Tabard Theatre – until 24 October 2015
Guest reviewer: Liz Dyer
Playwright David Auburn‘s best-known work, Proof, won the Pulitzer Prize for Drama in 2001, along with a multitude of other awards. It’s been produced on Broadway and in the West End, and made into a Hollywood movie starring Gwyneth Paltrow and Anthony Hopkins. So it’s no surprise that I had pretty high expectations going into Front Foot Theatre’s new production, directed by Sebastien Blanc. But I still wasn’t expecting to be quite so powerfully affected by this emotional rollercoaster of a play, particularly as it deals with two subjects I don’t know much about: mental illness and mathematics.

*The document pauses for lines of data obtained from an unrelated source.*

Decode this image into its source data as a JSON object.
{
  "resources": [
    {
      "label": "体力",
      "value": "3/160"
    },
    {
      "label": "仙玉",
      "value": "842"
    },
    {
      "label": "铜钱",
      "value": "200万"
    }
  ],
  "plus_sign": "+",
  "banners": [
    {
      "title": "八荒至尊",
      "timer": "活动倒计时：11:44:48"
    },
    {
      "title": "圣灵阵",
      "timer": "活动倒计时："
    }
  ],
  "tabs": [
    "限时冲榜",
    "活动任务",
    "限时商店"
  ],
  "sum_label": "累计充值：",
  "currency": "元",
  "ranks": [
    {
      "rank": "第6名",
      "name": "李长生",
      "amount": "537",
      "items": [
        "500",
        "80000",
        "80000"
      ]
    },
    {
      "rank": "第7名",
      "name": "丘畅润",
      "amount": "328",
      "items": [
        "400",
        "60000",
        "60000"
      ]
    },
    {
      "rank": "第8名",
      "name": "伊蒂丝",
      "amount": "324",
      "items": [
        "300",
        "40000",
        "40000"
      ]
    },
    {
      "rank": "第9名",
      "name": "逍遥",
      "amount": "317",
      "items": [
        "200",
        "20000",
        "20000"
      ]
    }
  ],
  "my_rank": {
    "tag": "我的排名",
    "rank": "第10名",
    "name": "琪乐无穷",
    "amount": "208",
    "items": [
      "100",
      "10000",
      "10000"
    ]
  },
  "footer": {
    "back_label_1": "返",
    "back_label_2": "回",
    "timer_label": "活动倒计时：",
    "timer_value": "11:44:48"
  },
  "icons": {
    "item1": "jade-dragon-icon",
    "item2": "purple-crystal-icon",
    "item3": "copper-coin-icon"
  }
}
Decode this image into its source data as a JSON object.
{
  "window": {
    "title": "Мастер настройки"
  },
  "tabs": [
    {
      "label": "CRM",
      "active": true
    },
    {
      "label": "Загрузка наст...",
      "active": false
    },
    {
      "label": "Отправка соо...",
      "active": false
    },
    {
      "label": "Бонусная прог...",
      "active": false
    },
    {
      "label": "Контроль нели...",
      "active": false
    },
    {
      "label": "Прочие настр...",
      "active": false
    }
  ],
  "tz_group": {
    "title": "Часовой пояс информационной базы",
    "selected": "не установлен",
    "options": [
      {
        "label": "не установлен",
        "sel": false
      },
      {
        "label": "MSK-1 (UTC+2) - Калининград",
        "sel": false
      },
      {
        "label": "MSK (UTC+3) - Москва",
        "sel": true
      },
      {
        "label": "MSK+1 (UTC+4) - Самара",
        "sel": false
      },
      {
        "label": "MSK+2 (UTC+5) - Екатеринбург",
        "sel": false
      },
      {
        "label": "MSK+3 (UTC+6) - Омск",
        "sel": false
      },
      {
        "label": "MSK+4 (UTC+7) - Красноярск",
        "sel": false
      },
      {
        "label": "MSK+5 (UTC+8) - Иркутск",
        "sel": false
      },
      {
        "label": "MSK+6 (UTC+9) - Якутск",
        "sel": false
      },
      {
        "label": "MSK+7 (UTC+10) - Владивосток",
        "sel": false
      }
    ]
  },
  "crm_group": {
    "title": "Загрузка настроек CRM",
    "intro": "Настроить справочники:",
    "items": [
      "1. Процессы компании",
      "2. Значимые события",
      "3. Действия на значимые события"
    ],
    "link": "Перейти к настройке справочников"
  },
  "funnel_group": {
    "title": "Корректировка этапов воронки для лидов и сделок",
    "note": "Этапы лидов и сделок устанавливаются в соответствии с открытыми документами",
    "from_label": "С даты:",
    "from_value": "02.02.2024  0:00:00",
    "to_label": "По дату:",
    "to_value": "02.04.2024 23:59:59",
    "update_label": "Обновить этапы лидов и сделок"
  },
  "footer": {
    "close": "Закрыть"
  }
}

Proof is the story of Catherine, who, though naturally gifted, has given up everything, including her education, to care for her father Robert. He’s a brilliant mathematician, but for several years has been living with a condition called hypergraphia, a compulsive need to write. On her 25th birthday, faced with the arrival of her estranged sister, Claire, and the constant presence of Hal, a former student of Robert’s who’s studying his old notebooks, Catherine begins to fear that her father’s intellectual ability may not be the only thing she’s inherited from him.
Auburn‘s script is beautifully crafted, keeping our attention focused on the characters and their relationships with each other, so that when the plot twists come, we’re caught completely unawares. As we begin to question how much of what we’re seeing is actually real, flashbacks fill in the gaps and help us understand how the different characters have got to this point. There are some particularly moving scenes between Catherine and Robert, which highlight their complicated relationship and the similarities – and differences – between the two of them.
Photo Credit Camilla Greenwell
Michael Leopold’s back yard set provides Catherine with a safe space between the house – stiflingly hot and filthy, we learn, with radiators that clank in the night and piles of books everywhere – and the unknown perils of the outside world. With two possible exits, one into the house, and one out into the street, Catherine’s now faced with a choice as to which path she wants to take from this turning point in her life.
The cast is led by Julia Papp, who gives a powerfully emotional performance, capturing Catherine’s extreme fragility and carrying the audience with her as her mood veers between infectious joy and utter despair. She’s joined by Kim Hardy as anxious, loveable geek Hal, who always seems to be choosing his words carefully and yet somehow still manages to put his foot in it. The tentative relationship between Hal and Catherine is lovely to see, offering her a rare chance to finally enjoy something normal in her extraordinary life.
Photo Credit Camilla Greenwell
Mary-Ann Cafferkey is great as Catherine’s humourless and well-to-do older sister Claire; her concern seems genuine, but reveals a total lack of understanding of what her sister’s going through, and a willingness to help only on her own terms. There’s also a quietly impressive performance from Tim Hardy as Robert, Catherine’s brilliant father, whose moments of calm lucidity and gentle humour (the pasta rant is particularly wonderful) contrast sharply with the distress and confusion he suffers as a result of his illness.
Proof is undoubtedly a beautifully written play, and Front Foot’s production is intimate and powerful. While the story deals with this one family, and we grow to care for each of the characters – even Claire – it also shines a light on the wider issue of mental health and its complexities. There are some references to maths, but nothing too heavy, so even if you hated maths at school, don’t let that put you off seeing this important and brilliant piece of theatre.